Could you output every record again, exactly as given?

[Element data from apps and pages]
----------------------------------------
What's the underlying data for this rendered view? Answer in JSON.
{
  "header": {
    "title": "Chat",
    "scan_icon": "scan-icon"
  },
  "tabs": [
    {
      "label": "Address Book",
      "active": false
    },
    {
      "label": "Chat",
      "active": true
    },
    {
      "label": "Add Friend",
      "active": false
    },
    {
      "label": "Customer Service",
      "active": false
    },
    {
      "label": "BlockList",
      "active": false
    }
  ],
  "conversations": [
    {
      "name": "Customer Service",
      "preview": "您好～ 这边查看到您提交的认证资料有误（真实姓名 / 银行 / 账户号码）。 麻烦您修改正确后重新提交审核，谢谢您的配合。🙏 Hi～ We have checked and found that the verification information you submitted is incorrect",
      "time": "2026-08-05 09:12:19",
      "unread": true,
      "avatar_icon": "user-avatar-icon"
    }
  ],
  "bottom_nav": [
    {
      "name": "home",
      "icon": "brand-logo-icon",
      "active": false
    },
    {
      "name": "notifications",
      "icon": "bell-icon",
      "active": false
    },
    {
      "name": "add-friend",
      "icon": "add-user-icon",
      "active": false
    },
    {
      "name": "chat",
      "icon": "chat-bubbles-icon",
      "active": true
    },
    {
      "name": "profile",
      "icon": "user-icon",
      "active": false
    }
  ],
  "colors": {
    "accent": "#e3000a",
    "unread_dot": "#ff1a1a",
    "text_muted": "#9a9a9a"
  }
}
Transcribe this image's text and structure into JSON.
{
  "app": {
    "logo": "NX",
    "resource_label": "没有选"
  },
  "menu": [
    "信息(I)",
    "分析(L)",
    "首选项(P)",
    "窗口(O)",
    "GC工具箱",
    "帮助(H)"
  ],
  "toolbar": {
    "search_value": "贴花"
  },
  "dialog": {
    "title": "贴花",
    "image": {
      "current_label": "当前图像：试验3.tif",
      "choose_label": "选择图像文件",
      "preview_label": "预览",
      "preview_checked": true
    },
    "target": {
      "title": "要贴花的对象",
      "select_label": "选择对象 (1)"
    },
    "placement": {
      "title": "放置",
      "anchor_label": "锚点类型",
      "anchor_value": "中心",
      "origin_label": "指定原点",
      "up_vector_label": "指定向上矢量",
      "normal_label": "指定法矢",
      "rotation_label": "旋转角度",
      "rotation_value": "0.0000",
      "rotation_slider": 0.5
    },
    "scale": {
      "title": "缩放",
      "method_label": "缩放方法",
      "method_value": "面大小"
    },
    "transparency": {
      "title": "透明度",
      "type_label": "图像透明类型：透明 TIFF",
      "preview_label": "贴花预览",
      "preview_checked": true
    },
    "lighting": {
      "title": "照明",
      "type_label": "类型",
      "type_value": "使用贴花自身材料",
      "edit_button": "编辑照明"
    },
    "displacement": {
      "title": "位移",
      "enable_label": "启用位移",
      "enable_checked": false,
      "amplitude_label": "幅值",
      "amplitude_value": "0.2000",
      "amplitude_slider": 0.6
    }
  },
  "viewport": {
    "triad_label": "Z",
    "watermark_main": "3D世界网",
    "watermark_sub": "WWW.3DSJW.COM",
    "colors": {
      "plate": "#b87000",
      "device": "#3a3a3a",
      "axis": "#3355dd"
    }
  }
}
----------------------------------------
- Written reply -
What's the underlying data for this rendered view? Answer in JSON.
{
  "header": {
    "title": "Chat",
    "scan_icon": "scan-icon"
  },
  "tabs": [
    {
      "label": "Address Book",
      "active": false
    },
    {
      "label": "Chat",
      "active": true
    },
    {
      "label": "Add Friend",
      "active": false
    },
    {
      "label": "Customer Service",
      "active": false
    },
    {
      "label": "BlockList",
      "active": false
    }
  ],
  "conversations": [
    {
      "name": "Customer Service",
      "preview": "您好～ 这边查看到您提交的认证资料有误（真实姓名 / 银行 / 账户号码）。 麻烦您修改正确后重新提交审核，谢谢您的配合。🙏 Hi～ We have checked and found that the verification information you submitted is incorrect",
      "time": "2026-08-05 09:12:19",
      "unread": true,
      "avatar_icon": "user-avatar-icon"
    }
  ],
  "bottom_nav": [
    {
      "name": "home",
      "icon": "brand-logo-icon",
      "active": false
    },
    {
      "name": "notifications",
      "icon": "bell-icon",
      "active": false
    },
    {
      "name": "add-friend",
      "icon": "add-user-icon",
      "active": false
    },
    {
      "name": "chat",
      "icon": "chat-bubbles-icon",
      "active": true
    },
    {
      "name": "profile",
      "icon": "user-icon",
      "active": false
    }
  ],
  "colors": {
    "accent": "#e3000a",
    "unread_dot": "#ff1a1a",
    "text_muted": "#9a9a9a"
  }
}
Transcribe this image's text and structure into JSON.
{
  "app": {
    "logo": "NX",
    "resource_label": "没有选"
  },
  "menu": [
    "信息(I)",
    "分析(L)",
    "首选项(P)",
    "窗口(O)",
    "GC工具箱",
    "帮助(H)"
  ],
  "toolbar": {
    "search_value": "贴花"
  },
  "dialog": {
    "title": "贴花",
    "image": {
      "current_label": "当前图像：试验3.tif",
      "choose_label": "选择图像文件",
      "preview_label": "预览",
      "preview_checked": true
    },
    "target": {
      "title": "要贴花的对象",
      "select_label": "选择对象 (1)"
    },
    "placement": {
      "title": "放置",
      "anchor_label": "锚点类型",
      "anchor_value": "中心",
      "origin_label": "指定原点",
      "up_vector_label": "指定向上矢量",
      "normal_label": "指定法矢",
      "rotation_label": "旋转角度",
      "rotation_value": "0.0000",
      "rotation_slider": 0.5
    },
    "scale": {
      "title": "缩放",
      "method_label": "缩放方法",
      "method_value": "面大小"
    },
    "transparency": {
      "title": "透明度",
      "type_label": "图像透明类型：透明 TIFF",
      "preview_label": "贴花预览",
      "preview_checked": true
    },
    "lighting": {
      "title": "照明",
      "type_label": "类型",
      "type_value": "使用贴花自身材料",
      "edit_button": "编辑照明"
    },
    "displacement": {
      "title": "位移",
      "enable_label": "启用位移",
      "enable_checked": false,
      "amplitude_label": "幅值",
      "amplitude_value": "0.2000",
      "amplitude_slider": 0.6
    }
  },
  "viewport": {
    "triad_label": "Z",
    "watermark_main": "3D世界网",
    "watermark_sub": "WWW.3DSJW.COM",
    "colors": {
      "plate": "#b87000",
      "device": "#3a3a3a",
      "axis": "#3355dd"
    }
  }
}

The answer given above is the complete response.